Kanoo’s Abu Dhabi Festival showcases world-class artists—from jazz to orchestras to ballet and opera. The festival has brought many American artists to its stage. The 2020 line-up includes The Cleveland Orchestra, Yo-Yo Ma, the American Ballet Theatre, and George Porter—a funk bassist who hails from New Orleans.
After establishing a working relationship with Peter Gelb, Alkhamis-Kanoo said discussions for a Met Opera/Abu Dhabi Festival co-production began roughly three to four years ago. The four co-producing organizations considered operas from across the repertoire. In the end, it was “The Flying Dutchman” that got the nod from all involved.
“‘The Flying Dutchman’ was feasible for the four of us—The Met, the Abu Dhabi Festival, L’Opéra de Québec, and The Dutch National Opera – Amsterdam. It was the most feasible in terms of the time, the funds, and the possibilities. We were all on the same page. Sometimes, you start with a group and one of them will say, ‘Oh, no, I’ve changed my mind,’ but there was none of that; it all just came together. Believe it or not, the production was not so difficult to put together. Do you know why? The directors, myself, and Peter all thought alike.
“I started with humble, small ideas, and then we moved on to what you see today. Can we bring the live production to Abu Dhabi? Yes, when the infrastructure is ready. The theaters are not ready for this, and I don’t like to compromise.”
It fit that the opening night of a show co-produced by a woman and centered on the power of a woman’s unconditional love coincided with the beginning of Women’s History Month. In addition to music and raising up the youth through education, Kanoo focuses a good deal of her time and efforts on women’s rights. She is the recipient of the Women Together Award presented by Women Together, a UN-affiliated non-governmental organization.

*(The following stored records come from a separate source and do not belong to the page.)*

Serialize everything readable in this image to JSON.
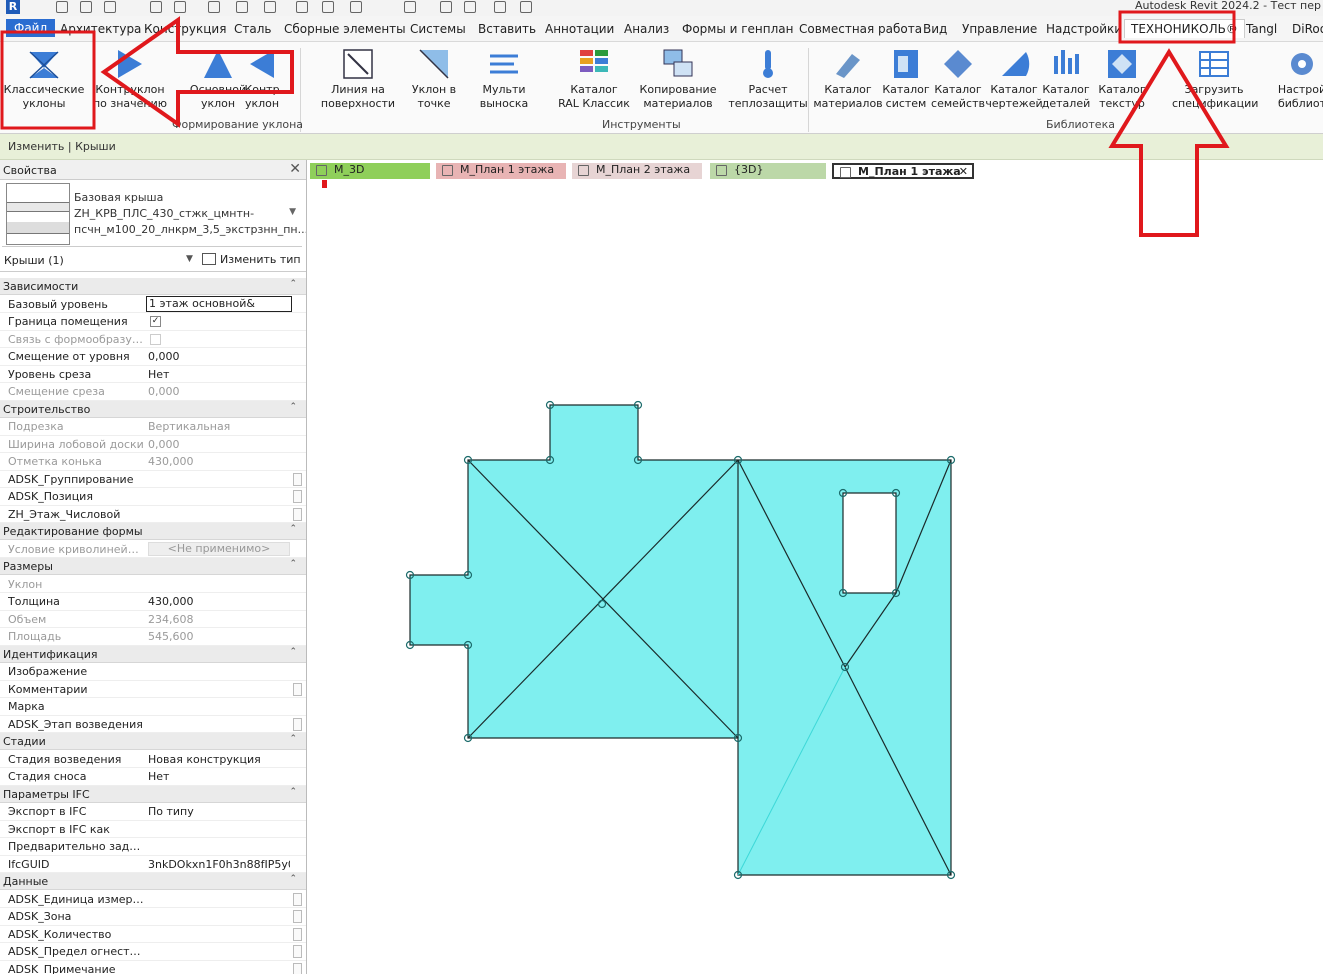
{
  "app": {
    "title": "Autodesk Revit 2024.2 - Тест пер",
    "logo_letter": "R"
  },
  "ribbon_tabs": {
    "file": "Файл",
    "items": [
      "Архитектура",
      "Конструкция",
      "Сталь",
      "Сборные элементы",
      "Системы",
      "Вставить",
      "Аннотации",
      "Анализ",
      "Формы и генплан",
      "Совместная работа",
      "Вид",
      "Управление",
      "Надстройки"
    ],
    "active": "ТЕХНОНИКОЛЬ®",
    "after": [
      "Tangl",
      "DiRoo"
    ]
  },
  "tools": [
    {
      "label": "Классические\nуклоны",
      "icon": "classic-slope-icon"
    },
    {
      "label": "Контруклон\nпо значению",
      "icon": "counter-slope-value-icon"
    },
    {
      "label": "Основной\nуклон",
      "icon": "main-slope-icon"
    },
    {
      "label": "Контр\nуклон",
      "icon": "counter-slope-icon"
    },
    {
      "label": "Линия на\nповерхности",
      "icon": "surface-line-icon"
    },
    {
      "label": "Уклон в\nточке",
      "icon": "point-slope-icon"
    },
    {
      "label": "Мульти\nвыноска",
      "icon": "multi-leader-icon"
    },
    {
      "label": "Каталог\nRAL Классик",
      "icon": "ral-catalog-icon"
    },
    {
      "label": "Копирование\nматериалов",
      "icon": "copy-materials-icon"
    },
    {
      "label": "Расчет\nтеплозащиты",
      "icon": "thermal-calc-icon"
    },
    {
      "label": "Каталог\nматериалов",
      "icon": "materials-catalog-icon"
    },
    {
      "label": "Каталог\nсистем",
      "icon": "systems-catalog-icon"
    },
    {
      "label": "Каталог\nсемейств",
      "icon": "families-catalog-icon"
    },
    {
      "label": "Каталог\nчертежей",
      "icon": "drawings-catalog-icon"
    },
    {
      "label": "Каталог\nдеталей",
      "icon": "details-catalog-icon"
    },
    {
      "label": "Каталог\nтекстур",
      "icon": "textures-catalog-icon"
    },
    {
      "label": "Загрузить\nспецификации",
      "icon": "load-schedules-icon"
    },
    {
      "label": "Настрой\nбиблиот",
      "icon": "library-settings-icon"
    }
  ],
  "panels": {
    "slope": "Формирование уклона",
    "tools": "Инструменты",
    "library": "Библиотека"
  },
  "context_bar": "Изменить | Крыши",
  "properties": {
    "title": "Свойства",
    "type_name": "Базовая крыша\nZH_КРВ_ПЛС_430_стжк_цмнтн-\nпсчн_м100_20_лнкрм_3,5_экстрзнн_пн...",
    "instance_count": "Крыши (1)",
    "edit_type": "Изменить тип",
    "groups": [
      {
        "name": "Зависимости",
        "rows": [
          {
            "k": "Базовый уровень",
            "v": "1 этаж основной&",
            "box": true
          },
          {
            "k": "Граница помещения",
            "check": true
          },
          {
            "k": "Связь с формообразую...",
            "check": false,
            "dis": true
          },
          {
            "k": "Смещение от уровня",
            "v": "0,000"
          },
          {
            "k": "Уровень среза",
            "v": "Нет"
          },
          {
            "k": "Смещение среза",
            "v": "0,000",
            "dis": true
          }
        ]
      },
      {
        "name": "Строительство",
        "rows": [
          {
            "k": "Подрезка",
            "v": "Вертикальная",
            "dis": true
          },
          {
            "k": "Ширина лобовой доски",
            "v": "0,000",
            "dis": true
          },
          {
            "k": "Отметка конька",
            "v": "430,000",
            "dis": true
          },
          {
            "k": "ADSK_Группирование",
            "v": "",
            "sbtn": true
          },
          {
            "k": "ADSK_Позиция",
            "v": "",
            "sbtn": true
          },
          {
            "k": "ZH_Этаж_Числовой",
            "v": "",
            "sbtn": true
          }
        ]
      },
      {
        "name": "Редактирование формы",
        "rows": [
          {
            "k": "Условие криволинейно...",
            "na": "<Не применимо>",
            "dis": true
          }
        ]
      },
      {
        "name": "Размеры",
        "rows": [
          {
            "k": "Уклон",
            "v": "",
            "dis": true
          },
          {
            "k": "Толщина",
            "v": "430,000"
          },
          {
            "k": "Объем",
            "v": "234,608",
            "dis": true
          },
          {
            "k": "Площадь",
            "v": "545,600",
            "dis": true
          }
        ]
      },
      {
        "name": "Идентификация",
        "rows": [
          {
            "k": "Изображение",
            "v": ""
          },
          {
            "k": "Комментарии",
            "v": "",
            "sbtn": true
          },
          {
            "k": "Марка",
            "v": ""
          },
          {
            "k": "ADSK_Этап возведения",
            "v": "",
            "sbtn": true
          }
        ]
      },
      {
        "name": "Стадии",
        "rows": [
          {
            "k": "Стадия возведения",
            "v": "Новая конструкция"
          },
          {
            "k": "Стадия сноса",
            "v": "Нет"
          }
        ]
      },
      {
        "name": "Параметры IFC",
        "rows": [
          {
            "k": "Экспорт в IFC",
            "v": "По типу"
          },
          {
            "k": "Экспорт в IFC как",
            "v": ""
          },
          {
            "k": "Предварительно задан...",
            "v": ""
          },
          {
            "k": "IfcGUID",
            "v": "3nkDOkxn1F0h3n88fIP5y0"
          }
        ]
      },
      {
        "name": "Данные",
        "rows": [
          {
            "k": "ADSK_Единица измерен...",
            "v": "",
            "sbtn": true
          },
          {
            "k": "ADSK_Зона",
            "v": "",
            "sbtn": true
          },
          {
            "k": "ADSK_Количество",
            "v": "",
            "sbtn": true
          },
          {
            "k": "ADSK_Предел огнестой...",
            "v": "",
            "sbtn": true
          },
          {
            "k": "ADSK_Примечание",
            "v": "",
            "sbtn": true
          }
        ]
      }
    ]
  },
  "view_tabs": [
    {
      "label": "M_3D",
      "color": "#8fcf5a"
    },
    {
      "label": "M_План 1 этажа",
      "color": "#e8b4b4"
    },
    {
      "label": "M_План 2 этажа",
      "color": "#e7d4d4"
    },
    {
      "label": "{3D}",
      "color": "#bcd8a8"
    },
    {
      "label": "M_План 1 этажа",
      "color": "#ffffff",
      "active": true
    }
  ],
  "colors": {
    "roof_fill": "#7fefef",
    "highlight_red": "#e0181c",
    "accent_blue": "#2a6dd1"
  }
}
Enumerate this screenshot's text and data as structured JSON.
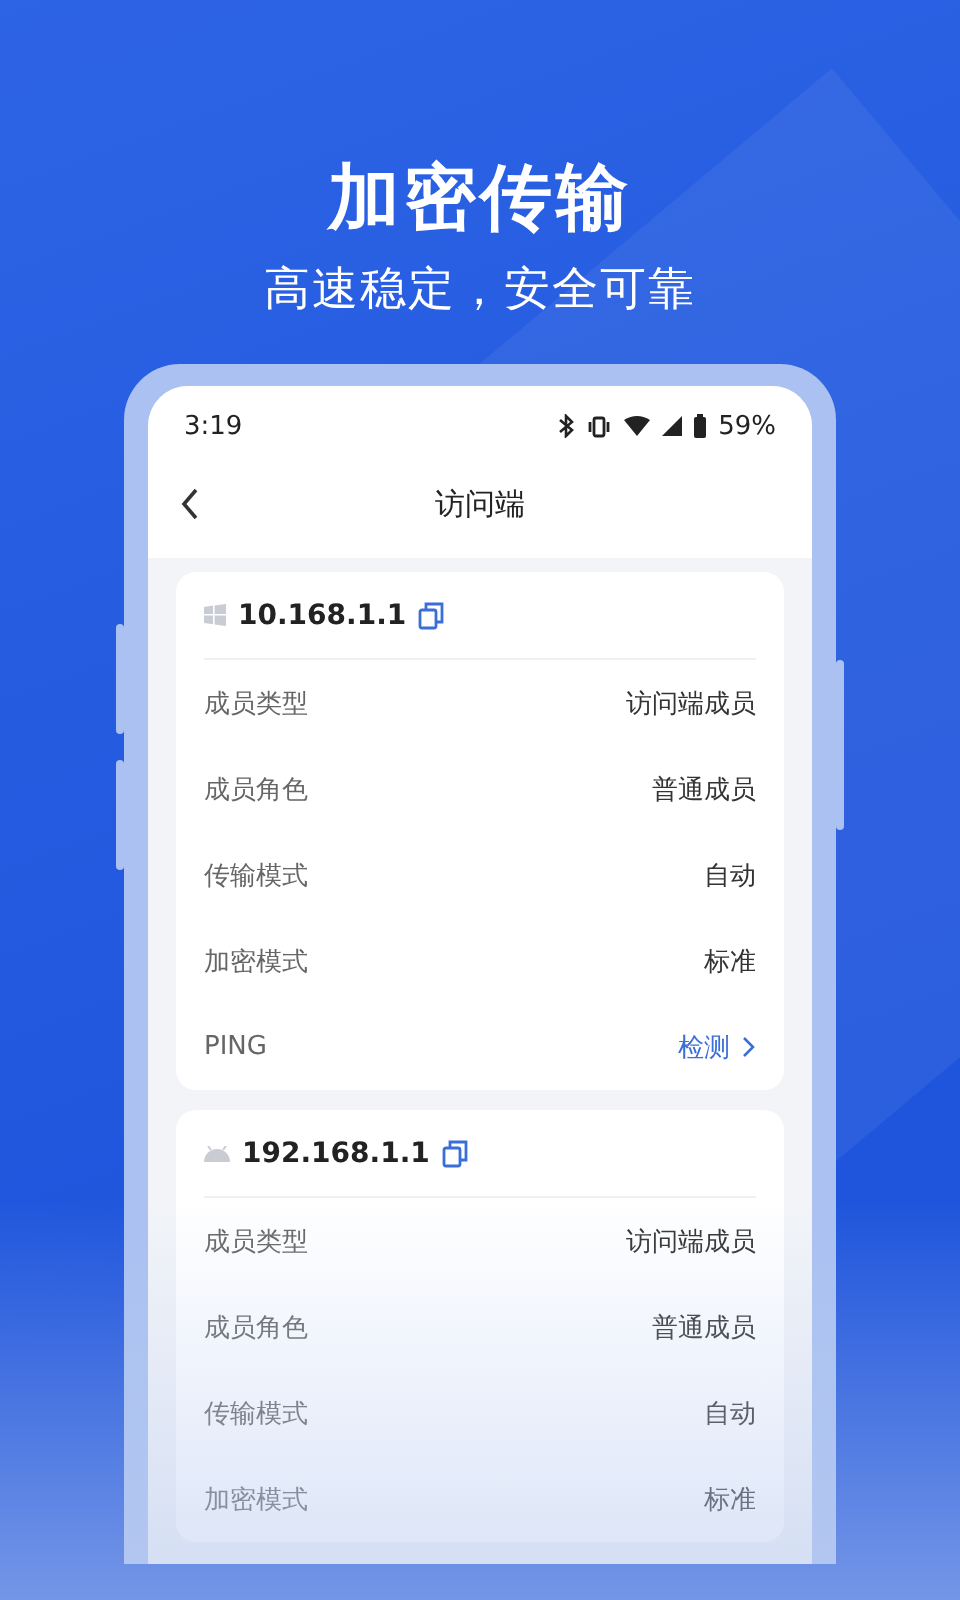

“Women have equal rights like men. We are all created equal. We come to this world, woman and man, to make a difference and to live happily. Empowering a woman is not a choice, it’s a must. And empowering a woman means giving her a right to education, the right for career development, the right for equal wages—these are rights. Together, we can build a better future, and that’s why I believe in empowering women; it is for the betterment of humanity.”
As we said goodbye, Kanoo gave her final three points—three lessons she has learned from working with culture and art. The first was passion; the second was perseverance.
In hushed tones, she stated the last word with a smile. “Patience.”